Lee Fryd

Jean Shafiroff, Elsie McCabe Thompson, Katrina Peebles and Stanley Rumbough. (Photo: Owen Hoffmann/PMC)

"Here's a bad joke for you," Elsie McCabe Thompson, President of the Mission Society of New York City, said at their 96th annual Founding Families Gala. "What's the difference between a high school graduate and a college graduate? Well, the answer is a million dollars. That's the average lifetime earning gap!" Yes, it's a bad joke, but one that Mission takes to heart. Under McCabe Thompson's leadership for the last five years, Mission has been tackling the war on poverty with programs to inspire students to embrace learning. Monday night, at downtown's hip Capitale, Gala Co-Chairs Katrina Peebles, Stanley Rumbough, and Jean Shafiroff helped raise more than half a million dollars for them to do so.

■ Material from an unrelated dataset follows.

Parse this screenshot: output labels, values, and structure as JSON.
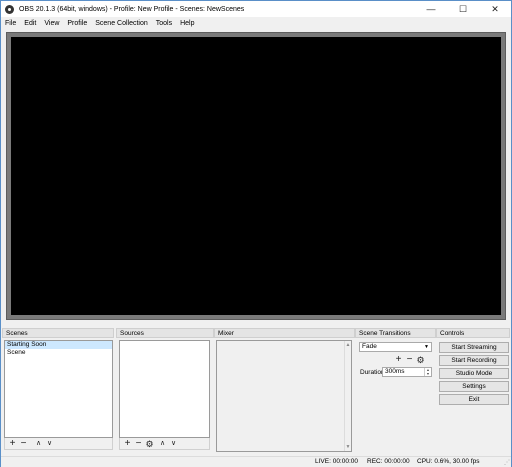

Fiona and Stanley Druckenmiller were Honorary Chairs. Gregory Worrell, President of Scholastic Education, delivered the keynote address. James B. Peterson and Nanda Prabhakar presented the Youth Trailblazer award to Alex Newell. Peggy Jacobs Bader and Hollis F. Russell presented the Community Luminary award to Philson Warner. Mission board members Jay Moorhead & Pamela J. Newman honored the late Ellsworth Stanton III with the Founders' Legacy Award, and Matthew W. Mamak, Chairman of the Board, delivered the night's Board Leadership remarks. DJ Ty Sunderland, comedian Dana Goldberg and Broadway stars Jonathan Burke, Nick Rashad Burroughs, and Alex Newell provided entertainment.

McCabe Thompson described her own learning disability battles to the room: "By seventh grade I was failing... I thought I had very little potential but thanks to a few kind individuals and my mom who understood that all young people are worthy, I charged forward despite dyslexia, dysgraphia and acute ADD. The only real difference, you may find surprising, between me and the children Mission serves, is that I had access to educational opportunity and a few adults who believed in me and saw potential even before I did certainly before Harvard law school ever did."

Philson Warner and Alex Newell. (Photo: Owen Hoffmann/PMC)

The Minisink charter school that McCabe Thompson has been championing was recently authorized by the state to open in 2020. That means, she said, "Mission can take the blessings we have learned about delivering our award winning curriculum directly into the classroom. The school with its tiny class size of only 12 students per classroom and specialized hands on learning techniques will serve as an incubator for new ideas as to what is possible in public education for our city and for our country.Our next initiative is to expand to the K16 realm."

Yes, McCabe Thompson wants to put that million dollar potential into the hands of all. She wants to make her students the first in their families to go to college, the first to learn English and to create new civic leaders to carry on the work of lifting all to lift the nation.

She lifts up the lives of those who support Mission as well. "We're here tonight to change the lives of the children we serve," said Gala Co-Chair Jean Shafiroff.

Added Gala Co-Chair Katrina Peebles, "We could not be prouder to have you as our guests, and to stand behind the life-changing work of Mission."

For more information, visit www.missionsociety.org.

Added: June 7, 2019, 12:58 pm
Appeared In: out and about >> within the city